It also must be complementary to and aligned with the upcoming opt-in Digital Identity Services Trust Framework (DISTF) Act that accredits rules-compliant digital identity service providers should they opt-in to do so. The Bill had its third and final reading this week and is set for implementation in July 2024.
Capability has existed for over a decade to electronically verify claims about personal information from its applicable centralised authoritative source compliant with the Privacy Act 2020 and its 1993 predecessor. The problem is to do with scale and interoperability. Scaling New Zealand retail point of sale counters to send identification-related claims to the government agency authoritative registers to have them confirmed, or not as the case may be, and the scale needed by the authoritative source to process so many claims. The high level of interoperability needed to have multiple systems performing like payment networks is a significant and ongoing investment.
Decentralised digital identity,the subject of DINZ’s summer series of perspectives just completed today, is a topic that offers the strongest hope for a brighter future. Because implicit in this privacy centric approach, is the notion that the individual holds their data inside a secure container such as a digital wallet on a digital device like a smartphone. This way the plethora of computer networks storing people’s personal information as is current practice.
Significant investment and the collective will to do so notwithstanding, a robust decentralised digital identification approach could allow individuals to access financial services at point of sale without the need for them to hand over physical documents for electronic copying. It could also accelerate financial inclusion if, as a nation, we can overcome obvious barriers such as ground level digital literacy and access to a smartphone/device of some kind which is a prerequisite.
A recent report published by Digital Identity New Zealand highlighted that “Digital identity underpins the majority of our digital transactions and is the foundation for digital transformation”. The report’s recommendations called out the yearning need to increase awareness and education in many sectors of our society so that everyone in Aotearoa can enjoy the benefits of the digital economy if they choose to.
Most countries, New Zealand included, are behind the game. To minimise the risks we see from data breaches, right now we need trusted and universally accepted identification methods envisaged by the DISTF Act, that are compliant with privacy and AML/CFT regulations. These also need to allow people to identify, verify and authenticate themselves and to decide if they will share data or proofs and with whom without the need to hand over physical documents containing personal information for electronic copying by retailers with all the associated risks of it being stolen and used for criminal gain.
The AML/CFT Act is under review and parts of the legislation selected for amendment first are currently out for comment. But those parts are not the AIVCOP. Prioritising the AIVCOP can help not only bring compliance with the Privacy Act 2020 closer, but also reduce the unintended consequences of the current AIVCOP provisions that create personal information honeypots for hackers.

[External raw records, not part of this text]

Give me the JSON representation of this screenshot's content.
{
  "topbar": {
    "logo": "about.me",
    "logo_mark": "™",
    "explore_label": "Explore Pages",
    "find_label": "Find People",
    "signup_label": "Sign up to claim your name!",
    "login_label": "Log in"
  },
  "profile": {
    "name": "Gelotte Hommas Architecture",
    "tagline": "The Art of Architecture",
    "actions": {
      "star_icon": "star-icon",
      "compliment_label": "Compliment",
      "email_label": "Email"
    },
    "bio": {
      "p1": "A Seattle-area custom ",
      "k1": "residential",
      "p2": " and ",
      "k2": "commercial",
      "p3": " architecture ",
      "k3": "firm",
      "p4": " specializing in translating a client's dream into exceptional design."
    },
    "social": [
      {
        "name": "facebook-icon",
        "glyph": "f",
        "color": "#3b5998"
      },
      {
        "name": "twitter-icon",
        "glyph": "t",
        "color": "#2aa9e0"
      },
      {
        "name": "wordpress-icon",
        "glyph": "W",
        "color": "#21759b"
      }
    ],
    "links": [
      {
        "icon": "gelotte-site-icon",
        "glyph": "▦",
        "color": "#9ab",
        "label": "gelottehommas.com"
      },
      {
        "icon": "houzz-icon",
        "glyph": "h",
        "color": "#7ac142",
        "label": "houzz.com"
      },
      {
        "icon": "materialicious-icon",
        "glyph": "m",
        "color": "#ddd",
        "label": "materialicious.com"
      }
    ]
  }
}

On the face of it, privacy legislation is trumped by AML/CFT legislation when they should be complementary. Regulatory regimes must support the use of technological advancements in digital identification where there is a demonstrable benefit to New Zealanders. Firms are not going to make the leap to digital identity services if they consider it will put them in breach of their regulatory requirements. But in hesitating, many New Zealanders’ personal information is at risk.
For more information, see here: https://www.digital.govt.nz/digital-government/programmes-and-projects/digital-identity-programme/trust-framework/